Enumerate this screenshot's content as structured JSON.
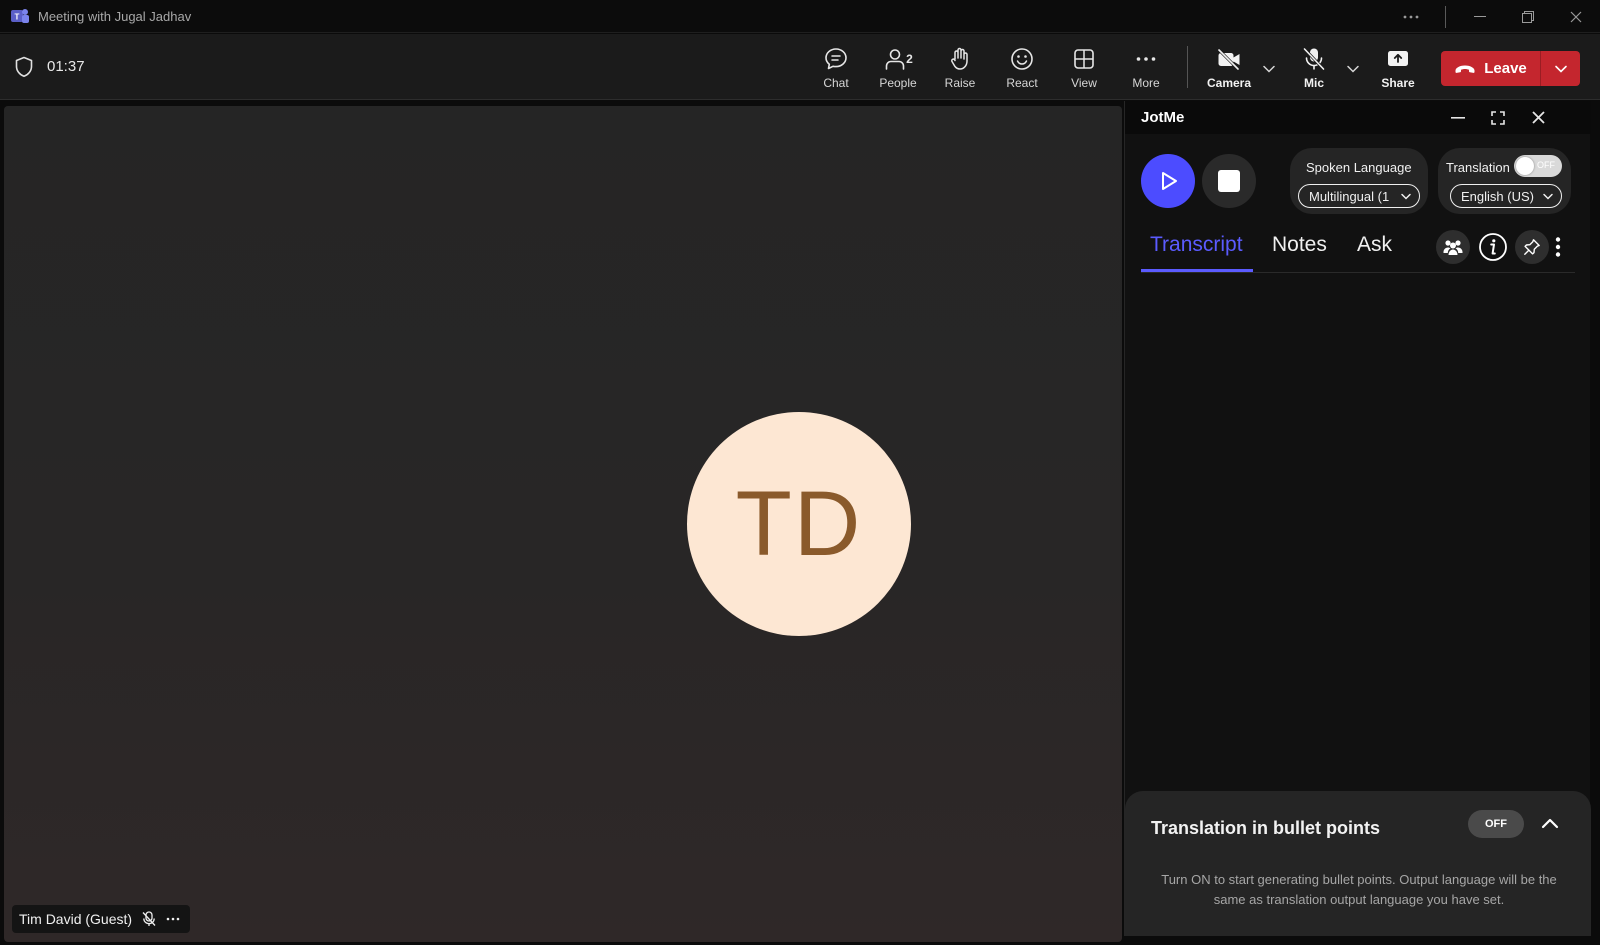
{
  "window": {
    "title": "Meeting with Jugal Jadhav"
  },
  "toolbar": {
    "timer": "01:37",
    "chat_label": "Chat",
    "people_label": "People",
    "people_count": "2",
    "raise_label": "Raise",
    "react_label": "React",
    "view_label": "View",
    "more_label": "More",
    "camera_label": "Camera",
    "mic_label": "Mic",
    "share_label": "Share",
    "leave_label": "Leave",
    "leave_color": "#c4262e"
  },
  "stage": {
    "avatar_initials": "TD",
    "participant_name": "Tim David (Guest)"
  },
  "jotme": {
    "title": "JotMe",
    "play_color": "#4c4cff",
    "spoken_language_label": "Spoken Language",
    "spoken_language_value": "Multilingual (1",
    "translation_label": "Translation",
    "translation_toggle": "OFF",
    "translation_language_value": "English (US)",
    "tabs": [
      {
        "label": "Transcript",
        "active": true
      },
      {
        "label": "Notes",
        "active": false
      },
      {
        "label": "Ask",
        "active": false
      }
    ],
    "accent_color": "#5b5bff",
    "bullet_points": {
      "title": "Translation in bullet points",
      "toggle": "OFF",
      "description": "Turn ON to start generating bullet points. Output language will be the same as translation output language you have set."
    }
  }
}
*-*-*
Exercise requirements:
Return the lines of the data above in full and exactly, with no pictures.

The completed task:
Enumerate this screenshot's content as structured JSON.
{
  "window": {
    "title": "Meeting with Jugal Jadhav"
  },
  "toolbar": {
    "timer": "01:37",
    "chat_label": "Chat",
    "people_label": "People",
    "people_count": "2",
    "raise_label": "Raise",
    "react_label": "React",
    "view_label": "View",
    "more_label": "More",
    "camera_label": "Camera",
    "mic_label": "Mic",
    "share_label": "Share",
    "leave_label": "Leave",
    "leave_color": "#c4262e"
  },
  "stage": {
    "avatar_initials": "TD",
    "participant_name": "Tim David (Guest)"
  },
  "jotme": {
    "title": "JotMe",
    "play_color": "#4c4cff",
    "spoken_language_label": "Spoken Language",
    "spoken_language_value": "Multilingual (1",
    "translation_label": "Translation",
    "translation_toggle": "OFF",
    "translation_language_value": "English (US)",
    "tabs": [
      {
        "label": "Transcript",
        "active": true
      },
      {
        "label": "Notes",
        "active": false
      },
      {
        "label": "Ask",
        "active": false
      }
    ],
    "accent_color": "#5b5bff",
    "bullet_points": {
      "title": "Translation in bullet points",
      "toggle": "OFF",
      "description": "Turn ON to start generating bullet points. Output language will be the same as translation output language you have set."
    }
  }
}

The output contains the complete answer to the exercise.